Consider a second even more dangerous scenario.

With little fanfare and no mainstream press coverage, the US Senate tabled S.3081 - Enemy Belligerent Interrogation, Detention, and Prosecution Act of 2010. This proposed legislation goes beyond the terms “enemy alien” (applied to interned Ukrainian Canadians in World War One) and “enemy combatant”, introducing the phrase “enemy belligerents”. This is defined as any individual, anywhere in the world, suspected of any affiliation with terrorism or supporting hostilities again the USA or its coalition partners. Such suspects must be turned over to military authorities and can be detained at the discretion of the President, without being charged or denied legal representation and held for the duration of hostilities.

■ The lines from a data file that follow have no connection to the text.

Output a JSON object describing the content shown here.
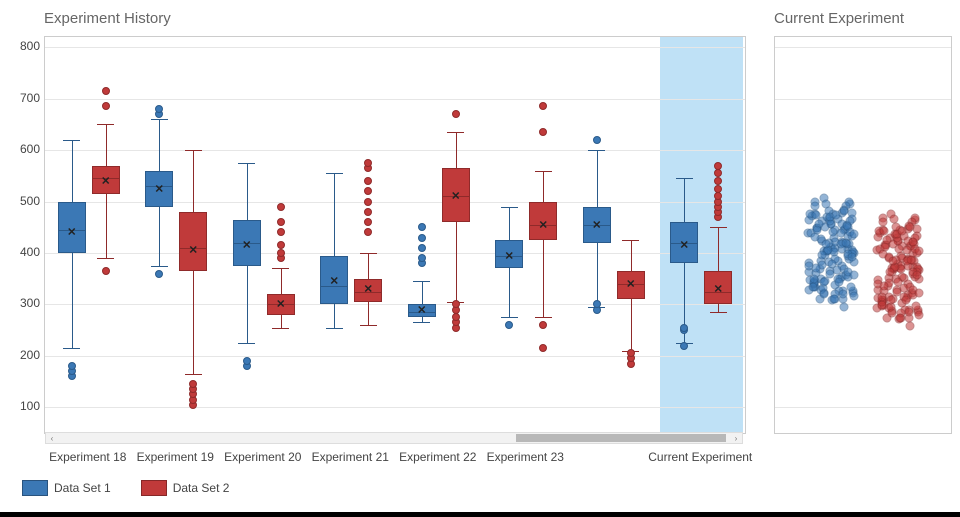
{
  "titles": {
    "history": "Experiment History",
    "current": "Current Experiment"
  },
  "legend": {
    "set1": "Data Set 1",
    "set2": "Data Set 2"
  },
  "colors": {
    "set1_fill": "#3b78b5",
    "set1_stroke": "#2a5a8a",
    "set2_fill": "#c03a3a",
    "set2_stroke": "#8f2a2a",
    "highlight": "#bfe1f6"
  },
  "yaxis": {
    "min": 50,
    "max": 820,
    "ticks": [
      100,
      200,
      300,
      400,
      500,
      600,
      700,
      800
    ]
  },
  "categories": [
    "Experiment 18",
    "Experiment 19",
    "Experiment 20",
    "Experiment 21",
    "Experiment 22",
    "Experiment 23",
    "",
    "Current Experiment"
  ],
  "chart_data": {
    "history": {
      "type": "box",
      "ylim": [
        50,
        820
      ],
      "categories": [
        "Experiment 18",
        "Experiment 19",
        "Experiment 20",
        "Experiment 21",
        "Experiment 22",
        "Experiment 23",
        "Current Experiment"
      ],
      "series": [
        {
          "name": "Data Set 1",
          "boxes": [
            {
              "category": "Experiment 18",
              "whisker_low": 215,
              "q1": 400,
              "median": 445,
              "mean": 440,
              "q3": 500,
              "whisker_high": 620,
              "outliers": [
                160,
                170,
                180
              ]
            },
            {
              "category": "Experiment 19",
              "whisker_low": 375,
              "q1": 490,
              "median": 530,
              "mean": 525,
              "q3": 560,
              "whisker_high": 660,
              "outliers": [
                360,
                670,
                680
              ]
            },
            {
              "category": "Experiment 20",
              "whisker_low": 225,
              "q1": 375,
              "median": 420,
              "mean": 415,
              "q3": 465,
              "whisker_high": 575,
              "outliers": [
                180,
                190
              ]
            },
            {
              "category": "Experiment 21",
              "whisker_low": 255,
              "q1": 300,
              "median": 335,
              "mean": 345,
              "q3": 395,
              "whisker_high": 555,
              "outliers": []
            },
            {
              "category": "Experiment 22",
              "whisker_low": 265,
              "q1": 275,
              "median": 285,
              "mean": 290,
              "q3": 300,
              "whisker_high": 345,
              "outliers": [
                380,
                390,
                410,
                430,
                450
              ]
            },
            {
              "category": "Experiment 23",
              "whisker_low": 275,
              "q1": 370,
              "median": 395,
              "mean": 395,
              "q3": 425,
              "whisker_high": 490,
              "outliers": [
                260
              ]
            },
            {
              "category": "Current Experiment",
              "whisker_low": 225,
              "q1": 380,
              "median": 420,
              "mean": 415,
              "q3": 460,
              "whisker_high": 545,
              "outliers": [
                220,
                250,
                255
              ]
            }
          ]
        },
        {
          "name": "Data Set 2",
          "boxes": [
            {
              "category": "Experiment 18",
              "whisker_low": 390,
              "q1": 515,
              "median": 545,
              "mean": 540,
              "q3": 570,
              "whisker_high": 650,
              "outliers": [
                365,
                685,
                715
              ]
            },
            {
              "category": "Experiment 19",
              "whisker_low": 165,
              "q1": 365,
              "median": 410,
              "mean": 405,
              "q3": 480,
              "whisker_high": 600,
              "outliers": [
                105,
                115,
                125,
                135,
                145
              ]
            },
            {
              "category": "Experiment 20",
              "whisker_low": 255,
              "q1": 280,
              "median": 300,
              "mean": 300,
              "q3": 320,
              "whisker_high": 370,
              "outliers": [
                390,
                400,
                415,
                440,
                460,
                490
              ]
            },
            {
              "category": "Experiment 21",
              "whisker_low": 260,
              "q1": 305,
              "median": 325,
              "mean": 330,
              "q3": 350,
              "whisker_high": 400,
              "outliers": [
                440,
                460,
                480,
                500,
                520,
                540,
                565,
                575
              ]
            },
            {
              "category": "Experiment 22",
              "whisker_low": 305,
              "q1": 460,
              "median": 510,
              "mean": 510,
              "q3": 565,
              "whisker_high": 635,
              "outliers": [
                255,
                265,
                275,
                290,
                300,
                670
              ]
            },
            {
              "category": "Experiment 23",
              "whisker_low": 275,
              "q1": 425,
              "median": 455,
              "mean": 455,
              "q3": 500,
              "whisker_high": 560,
              "outliers": [
                215,
                260,
                635,
                685
              ]
            },
            {
              "category": "Current Experiment",
              "whisker_low": 285,
              "q1": 300,
              "median": 325,
              "mean": 330,
              "q3": 365,
              "whisker_high": 450,
              "outliers": [
                470,
                480,
                490,
                500,
                510,
                525,
                540,
                555,
                570
              ]
            }
          ]
        }
      ],
      "secondary_small": {
        "category_index": 6,
        "series": [
          {
            "name": "Data Set 1",
            "boxes": [
              {
                "whisker_low": 295,
                "q1": 420,
                "median": 455,
                "mean": 455,
                "q3": 490,
                "whisker_high": 600,
                "outliers": [
                  290,
                  300,
                  620
                ]
              }
            ]
          },
          {
            "name": "Data Set 2",
            "boxes": [
              {
                "whisker_low": 210,
                "q1": 310,
                "median": 340,
                "mean": 340,
                "q3": 365,
                "whisker_high": 425,
                "outliers": [
                  185,
                  195,
                  205
                ]
              }
            ]
          }
        ]
      }
    },
    "current_scatter": {
      "type": "scatter",
      "note": "jittered strip plot representing raw points for Current Experiment, Data Set 1 left (blue) and Data Set 2 right (red)",
      "set1_y_range": [
        230,
        530
      ],
      "set1_density_peak": 420,
      "set2_y_range": [
        255,
        570
      ],
      "set2_density_peak": 320
    }
  }
}
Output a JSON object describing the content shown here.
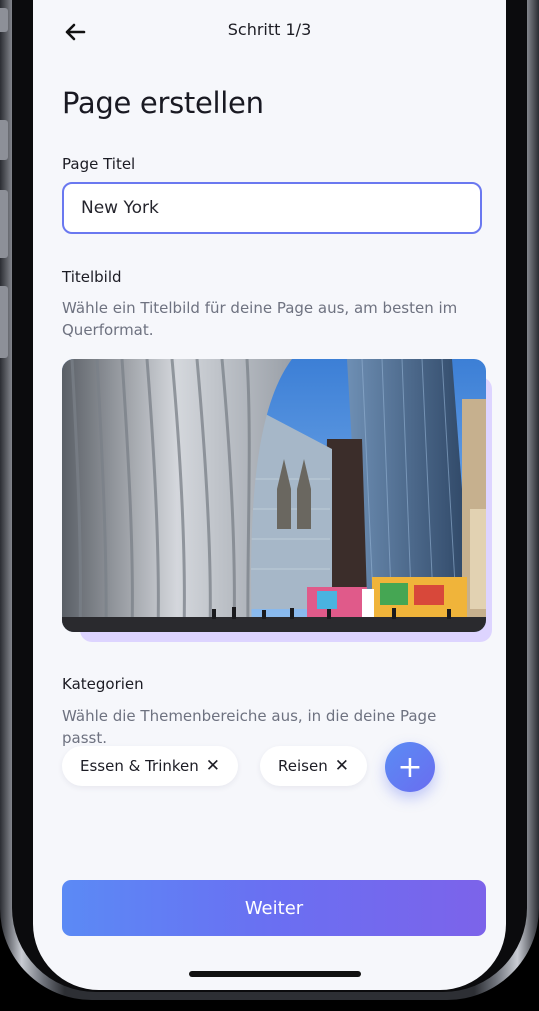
{
  "header": {
    "back_icon": "arrow-left-icon",
    "step": "Schritt 1/3"
  },
  "page": {
    "title": "Page erstellen"
  },
  "page_title_field": {
    "label": "Page Titel",
    "value": "New York",
    "accent_color": "#6a78f0"
  },
  "cover": {
    "label": "Titelbild",
    "hint": "Wähle ein Titelbild für deine Page aus, am besten im Querformat."
  },
  "categories": {
    "label": "Kategorien",
    "hint": "Wähle die Themenbereiche aus, in die deine Page passt.",
    "chips": [
      {
        "label": "Essen & Trinken",
        "remove_icon": "close-icon"
      },
      {
        "label": "Reisen",
        "remove_icon": "close-icon"
      }
    ],
    "add_icon": "plus-icon"
  },
  "footer": {
    "next_label": "Weiter",
    "button_color": "#6a6ff2"
  }
}
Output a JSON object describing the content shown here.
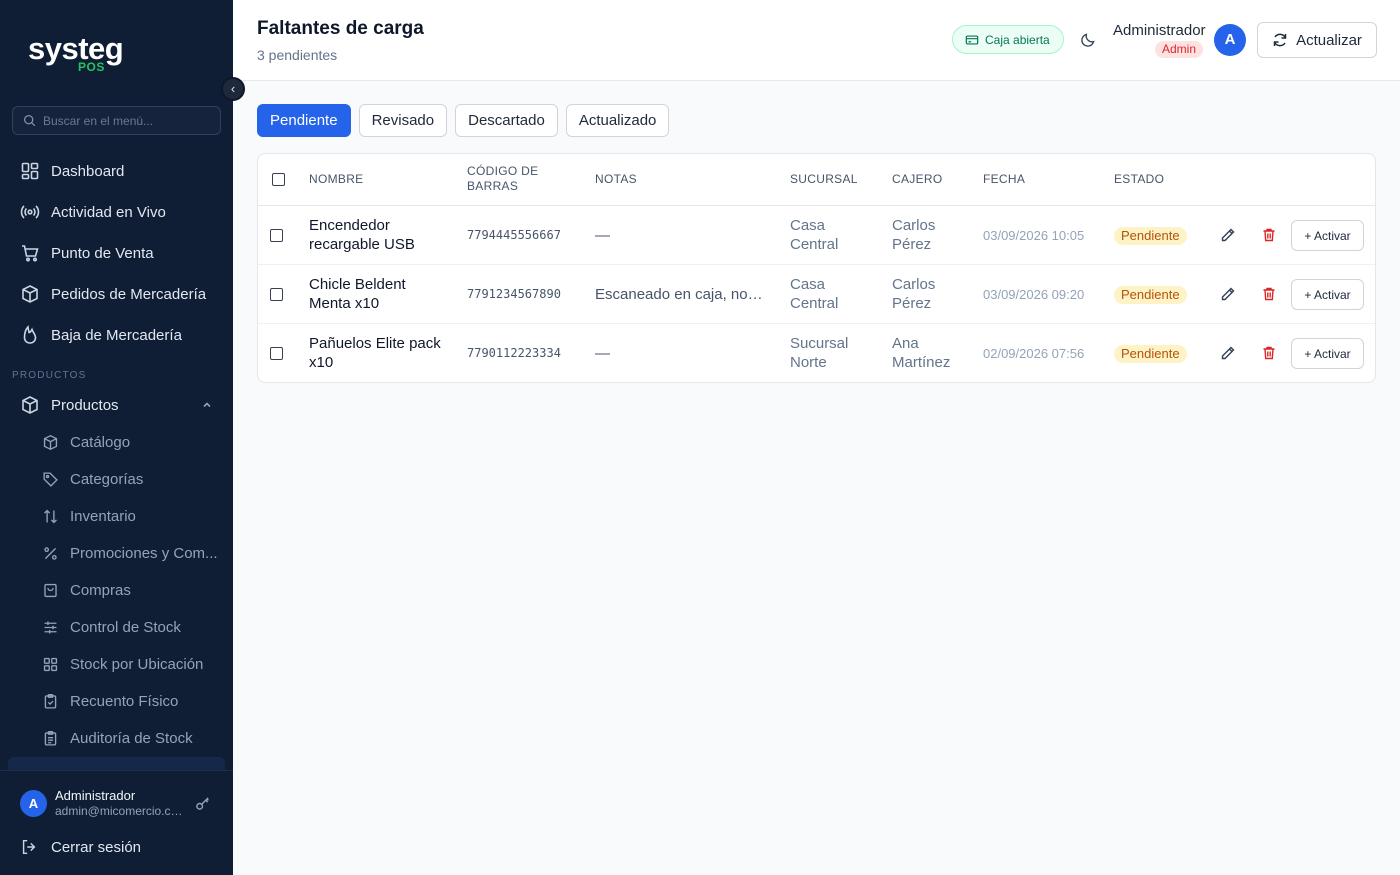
{
  "brand": {
    "name": "systeg",
    "sub": "POS"
  },
  "sidebar": {
    "search_placeholder": "Buscar en el menú...",
    "main_items": [
      {
        "label": "Dashboard",
        "icon": "dashboard-icon"
      },
      {
        "label": "Actividad en Vivo",
        "icon": "broadcast-icon"
      },
      {
        "label": "Punto de Venta",
        "icon": "cart-icon"
      },
      {
        "label": "Pedidos de Mercadería",
        "icon": "package-icon"
      },
      {
        "label": "Baja de Mercadería",
        "icon": "flame-icon"
      }
    ],
    "section_label": "PRODUCTOS",
    "group": {
      "label": "Productos",
      "icon": "box-icon"
    },
    "sub_items": [
      {
        "label": "Catálogo",
        "icon": "box-icon"
      },
      {
        "label": "Categorías",
        "icon": "tag-icon"
      },
      {
        "label": "Inventario",
        "icon": "arrows-icon"
      },
      {
        "label": "Promociones y Com...",
        "icon": "percent-icon"
      },
      {
        "label": "Compras",
        "icon": "bag-icon"
      },
      {
        "label": "Control de Stock",
        "icon": "sliders-icon"
      },
      {
        "label": "Stock por Ubicación",
        "icon": "grid-icon"
      },
      {
        "label": "Recuento Físico",
        "icon": "clipboard-icon"
      },
      {
        "label": "Auditoría de Stock",
        "icon": "clipboard-list-icon"
      }
    ],
    "user": {
      "initial": "A",
      "name": "Administrador",
      "email": "admin@micomercio.com"
    },
    "logout_label": "Cerrar sesión"
  },
  "header": {
    "title": "Faltantes de carga",
    "subtitle": "3 pendientes",
    "caja_label": "Caja abierta",
    "admin_name": "Administrador",
    "admin_role": "Admin",
    "avatar_initial": "A",
    "refresh_label": "Actualizar"
  },
  "tabs": [
    {
      "label": "Pendiente",
      "active": true
    },
    {
      "label": "Revisado",
      "active": false
    },
    {
      "label": "Descartado",
      "active": false
    },
    {
      "label": "Actualizado",
      "active": false
    }
  ],
  "table": {
    "headers": {
      "name": "NOMBRE",
      "barcode": "CÓDIGO DE BARRAS",
      "notes": "NOTAS",
      "branch": "SUCURSAL",
      "cashier": "CAJERO",
      "date": "FECHA",
      "status": "ESTADO"
    },
    "action_label": "+ Activar",
    "rows": [
      {
        "name": "Encendedor recargable USB",
        "barcode": "7794445556667",
        "notes": "—",
        "branch": "Casa Central",
        "cashier": "Carlos Pérez",
        "date": "03/09/2026 10:05",
        "status": "Pendiente"
      },
      {
        "name": "Chicle Beldent Menta x10",
        "barcode": "7791234567890",
        "notes": "Escaneado en caja, no fi...",
        "branch": "Casa Central",
        "cashier": "Carlos Pérez",
        "date": "03/09/2026 09:20",
        "status": "Pendiente"
      },
      {
        "name": "Pañuelos Elite pack x10",
        "barcode": "7790112223334",
        "notes": "—",
        "branch": "Sucursal Norte",
        "cashier": "Ana Martínez",
        "date": "02/09/2026 07:56",
        "status": "Pendiente"
      }
    ]
  },
  "colors": {
    "accent": "#2563eb",
    "sidebar_bg": "#0f1d35",
    "success": "#047857",
    "danger": "#dc2626",
    "warning": "#b45309"
  }
}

The Russian FSB and Ukraine’s SBU must be thanking their lucky stars, for such a blessing and gift from the US Congress in order to silence and neutralize their political critics. Saudi Arabia has been using similar anti-terrorist legislation to arrest and harass opposition groups and individuals, political opponents and reformers and human rights activists since 2004 (Wall Street Journal, August 30, 2010). I suspect that both Russia and Ukraine will find the use of similar tactics too tempting to resist. Recently, Russia greatly expanded the list of groups that it considers as terrorists or extremists. The improvised explosive device (IED) that exploded in a Russian Orthodox Church in Zaporizhia during the visit by Russian Patriarch Kiril right on July 28, 2010 was no accident.  Ukrainian and Russian intelligence could easily resort to classical Soviet “false flag” tactics, planting bombs and fake evidence to incriminate key opposition individuals and groups and tagging them as terrorists. Not only could they become “enemy belligerents” but since intelligence agencies regularly exchange information, they could also end up on the American “no fly list”, further curtailing their movements and liberty.

Reaction by people to these so-far fictitious scenarios has ranged from denial, surprise and shock – “This could never happen again” to “You may have a point here.” This seems plausible to me and maybe the Diaspora should be exploring strategies to mitigate and lessen the potential negative consequences.

Walter (Wolodymyr) Derzko is a Senior Fellow at the Strategic Innovation Lab (sLab), and a lecturer in the MA program in Strategic Foresight and Innovation, Ontario College of Art & Design (OCAD) University in Toronto.